_Items from an interface collection_
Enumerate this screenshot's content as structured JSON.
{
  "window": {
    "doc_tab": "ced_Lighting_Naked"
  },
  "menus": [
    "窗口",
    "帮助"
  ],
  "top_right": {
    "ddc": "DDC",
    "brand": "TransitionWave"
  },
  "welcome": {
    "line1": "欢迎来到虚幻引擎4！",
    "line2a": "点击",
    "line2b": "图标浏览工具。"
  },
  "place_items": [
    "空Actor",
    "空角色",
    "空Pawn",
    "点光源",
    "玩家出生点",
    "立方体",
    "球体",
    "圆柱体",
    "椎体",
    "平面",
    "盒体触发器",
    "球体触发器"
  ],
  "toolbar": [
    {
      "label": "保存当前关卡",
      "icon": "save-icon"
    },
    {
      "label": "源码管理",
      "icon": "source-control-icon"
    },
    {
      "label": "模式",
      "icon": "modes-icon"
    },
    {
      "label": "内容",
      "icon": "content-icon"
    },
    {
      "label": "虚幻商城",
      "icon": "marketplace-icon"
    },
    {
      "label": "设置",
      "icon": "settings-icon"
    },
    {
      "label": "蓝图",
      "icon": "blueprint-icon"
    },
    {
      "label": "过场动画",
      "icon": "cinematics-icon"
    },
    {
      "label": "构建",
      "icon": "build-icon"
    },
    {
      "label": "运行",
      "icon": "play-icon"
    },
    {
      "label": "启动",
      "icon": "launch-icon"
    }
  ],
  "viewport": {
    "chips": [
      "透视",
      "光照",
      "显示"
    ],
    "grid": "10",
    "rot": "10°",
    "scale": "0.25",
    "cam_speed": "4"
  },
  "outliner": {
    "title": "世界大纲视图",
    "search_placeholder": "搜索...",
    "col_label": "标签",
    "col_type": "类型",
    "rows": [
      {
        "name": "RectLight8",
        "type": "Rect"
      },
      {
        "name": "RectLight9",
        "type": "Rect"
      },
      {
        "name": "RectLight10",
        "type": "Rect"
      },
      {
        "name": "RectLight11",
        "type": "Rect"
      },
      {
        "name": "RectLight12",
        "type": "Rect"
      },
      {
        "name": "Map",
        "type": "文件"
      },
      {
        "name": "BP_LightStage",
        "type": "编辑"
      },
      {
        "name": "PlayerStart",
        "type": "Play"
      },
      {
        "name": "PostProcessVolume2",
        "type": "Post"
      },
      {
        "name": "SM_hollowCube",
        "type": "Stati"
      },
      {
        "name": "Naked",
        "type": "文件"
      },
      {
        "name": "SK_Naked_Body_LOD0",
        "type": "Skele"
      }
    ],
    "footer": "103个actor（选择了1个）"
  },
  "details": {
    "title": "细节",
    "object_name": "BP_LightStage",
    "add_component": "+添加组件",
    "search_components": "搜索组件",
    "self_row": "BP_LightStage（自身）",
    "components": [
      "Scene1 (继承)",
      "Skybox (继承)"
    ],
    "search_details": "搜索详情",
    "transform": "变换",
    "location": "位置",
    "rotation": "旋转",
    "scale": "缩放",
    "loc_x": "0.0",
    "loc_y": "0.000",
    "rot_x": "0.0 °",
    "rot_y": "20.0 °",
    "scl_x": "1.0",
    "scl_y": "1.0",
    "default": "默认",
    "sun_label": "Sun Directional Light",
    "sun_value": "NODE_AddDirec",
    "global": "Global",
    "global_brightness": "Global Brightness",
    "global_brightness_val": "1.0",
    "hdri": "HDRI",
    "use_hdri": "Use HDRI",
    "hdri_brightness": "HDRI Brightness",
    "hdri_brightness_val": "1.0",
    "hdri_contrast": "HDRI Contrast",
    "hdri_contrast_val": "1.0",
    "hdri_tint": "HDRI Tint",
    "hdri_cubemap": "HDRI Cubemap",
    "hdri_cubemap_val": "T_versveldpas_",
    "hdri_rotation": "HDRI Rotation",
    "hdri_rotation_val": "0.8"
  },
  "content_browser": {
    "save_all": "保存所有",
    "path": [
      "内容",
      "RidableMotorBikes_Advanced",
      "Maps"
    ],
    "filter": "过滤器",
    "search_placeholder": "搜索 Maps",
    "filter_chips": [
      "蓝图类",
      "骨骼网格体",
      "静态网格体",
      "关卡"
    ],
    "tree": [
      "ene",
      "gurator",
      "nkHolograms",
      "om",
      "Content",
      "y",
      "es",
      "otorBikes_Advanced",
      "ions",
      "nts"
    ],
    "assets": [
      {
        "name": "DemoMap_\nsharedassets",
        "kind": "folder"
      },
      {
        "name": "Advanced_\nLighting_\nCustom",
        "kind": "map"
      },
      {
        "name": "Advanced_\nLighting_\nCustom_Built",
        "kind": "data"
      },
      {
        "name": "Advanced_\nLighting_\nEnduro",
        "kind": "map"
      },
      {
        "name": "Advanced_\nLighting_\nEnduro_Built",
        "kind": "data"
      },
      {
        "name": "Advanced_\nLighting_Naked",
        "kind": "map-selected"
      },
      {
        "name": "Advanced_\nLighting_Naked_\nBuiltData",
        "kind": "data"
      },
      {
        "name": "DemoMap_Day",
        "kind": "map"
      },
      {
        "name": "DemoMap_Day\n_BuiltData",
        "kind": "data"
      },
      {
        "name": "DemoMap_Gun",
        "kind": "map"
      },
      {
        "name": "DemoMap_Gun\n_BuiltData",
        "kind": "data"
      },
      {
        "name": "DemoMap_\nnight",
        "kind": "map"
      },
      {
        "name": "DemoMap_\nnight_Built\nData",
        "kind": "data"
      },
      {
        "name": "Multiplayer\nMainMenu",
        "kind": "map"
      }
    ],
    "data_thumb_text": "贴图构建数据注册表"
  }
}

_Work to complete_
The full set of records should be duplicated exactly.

_Your solution_
Enumerate this screenshot's content as structured JSON.
{
  "window": {
    "doc_tab": "ced_Lighting_Naked"
  },
  "menus": [
    "窗口",
    "帮助"
  ],
  "top_right": {
    "ddc": "DDC",
    "brand": "TransitionWave"
  },
  "welcome": {
    "line1": "欢迎来到虚幻引擎4！",
    "line2a": "点击",
    "line2b": "图标浏览工具。"
  },
  "place_items": [
    "空Actor",
    "空角色",
    "空Pawn",
    "点光源",
    "玩家出生点",
    "立方体",
    "球体",
    "圆柱体",
    "椎体",
    "平面",
    "盒体触发器",
    "球体触发器"
  ],
  "toolbar": [
    {
      "label": "保存当前关卡",
      "icon": "save-icon"
    },
    {
      "label": "源码管理",
      "icon": "source-control-icon"
    },
    {
      "label": "模式",
      "icon": "modes-icon"
    },
    {
      "label": "内容",
      "icon": "content-icon"
    },
    {
      "label": "虚幻商城",
      "icon": "marketplace-icon"
    },
    {
      "label": "设置",
      "icon": "settings-icon"
    },
    {
      "label": "蓝图",
      "icon": "blueprint-icon"
    },
    {
      "label": "过场动画",
      "icon": "cinematics-icon"
    },
    {
      "label": "构建",
      "icon": "build-icon"
    },
    {
      "label": "运行",
      "icon": "play-icon"
    },
    {
      "label": "启动",
      "icon": "launch-icon"
    }
  ],
  "viewport": {
    "chips": [
      "透视",
      "光照",
      "显示"
    ],
    "grid": "10",
    "rot": "10°",
    "scale": "0.25",
    "cam_speed": "4"
  },
  "outliner": {
    "title": "世界大纲视图",
    "search_placeholder": "搜索...",
    "col_label": "标签",
    "col_type": "类型",
    "rows": [
      {
        "name": "RectLight8",
        "type": "Rect"
      },
      {
        "name": "RectLight9",
        "type": "Rect"
      },
      {
        "name": "RectLight10",
        "type": "Rect"
      },
      {
        "name": "RectLight11",
        "type": "Rect"
      },
      {
        "name": "RectLight12",
        "type": "Rect"
      },
      {
        "name": "Map",
        "type": "文件"
      },
      {
        "name": "BP_LightStage",
        "type": "编辑"
      },
      {
        "name": "PlayerStart",
        "type": "Play"
      },
      {
        "name": "PostProcessVolume2",
        "type": "Post"
      },
      {
        "name": "SM_hollowCube",
        "type": "Stati"
      },
      {
        "name": "Naked",
        "type": "文件"
      },
      {
        "name": "SK_Naked_Body_LOD0",
        "type": "Skele"
      }
    ],
    "footer": "103个actor（选择了1个）"
  },
  "details": {
    "title": "细节",
    "object_name": "BP_LightStage",
    "add_component": "+添加组件",
    "search_components": "搜索组件",
    "self_row": "BP_LightStage（自身）",
    "components": [
      "Scene1 (继承)",
      "Skybox (继承)"
    ],
    "search_details": "搜索详情",
    "transform": "变换",
    "location": "位置",
    "rotation": "旋转",
    "scale": "缩放",
    "loc_x": "0.0",
    "loc_y": "0.000",
    "rot_x": "0.0 °",
    "rot_y": "20.0 °",
    "scl_x": "1.0",
    "scl_y": "1.0",
    "default": "默认",
    "sun_label": "Sun Directional Light",
    "sun_value": "NODE_AddDirec",
    "global": "Global",
    "global_brightness": "Global Brightness",
    "global_brightness_val": "1.0",
    "hdri": "HDRI",
    "use_hdri": "Use HDRI",
    "hdri_brightness": "HDRI Brightness",
    "hdri_brightness_val": "1.0",
    "hdri_contrast": "HDRI Contrast",
    "hdri_contrast_val": "1.0",
    "hdri_tint": "HDRI Tint",
    "hdri_cubemap": "HDRI Cubemap",
    "hdri_cubemap_val": "T_versveldpas_",
    "hdri_rotation": "HDRI Rotation",
    "hdri_rotation_val": "0.8"
  },
  "content_browser": {
    "save_all": "保存所有",
    "path": [
      "内容",
      "RidableMotorBikes_Advanced",
      "Maps"
    ],
    "filter": "过滤器",
    "search_placeholder": "搜索 Maps",
    "filter_chips": [
      "蓝图类",
      "骨骼网格体",
      "静态网格体",
      "关卡"
    ],
    "tree": [
      "ene",
      "gurator",
      "nkHolograms",
      "om",
      "Content",
      "y",
      "es",
      "otorBikes_Advanced",
      "ions",
      "nts"
    ],
    "assets": [
      {
        "name": "DemoMap_\nsharedassets",
        "kind": "folder"
      },
      {
        "name": "Advanced_\nLighting_\nCustom",
        "kind": "map"
      },
      {
        "name": "Advanced_\nLighting_\nCustom_Built",
        "kind": "data"
      },
      {
        "name": "Advanced_\nLighting_\nEnduro",
        "kind": "map"
      },
      {
        "name": "Advanced_\nLighting_\nEnduro_Built",
        "kind": "data"
      },
      {
        "name": "Advanced_\nLighting_Naked",
        "kind": "map-selected"
      },
      {
        "name": "Advanced_\nLighting_Naked_\nBuiltData",
        "kind": "data"
      },
      {
        "name": "DemoMap_Day",
        "kind": "map"
      },
      {
        "name": "DemoMap_Day\n_BuiltData",
        "kind": "data"
      },
      {
        "name": "DemoMap_Gun",
        "kind": "map"
      },
      {
        "name": "DemoMap_Gun\n_BuiltData",
        "kind": "data"
      },
      {
        "name": "DemoMap_\nnight",
        "kind": "map"
      },
      {
        "name": "DemoMap_\nnight_Built\nData",
        "kind": "data"
      },
      {
        "name": "Multiplayer\nMainMenu",
        "kind": "map"
      }
    ],
    "data_thumb_text": "贴图构建数据注册表"
  }
}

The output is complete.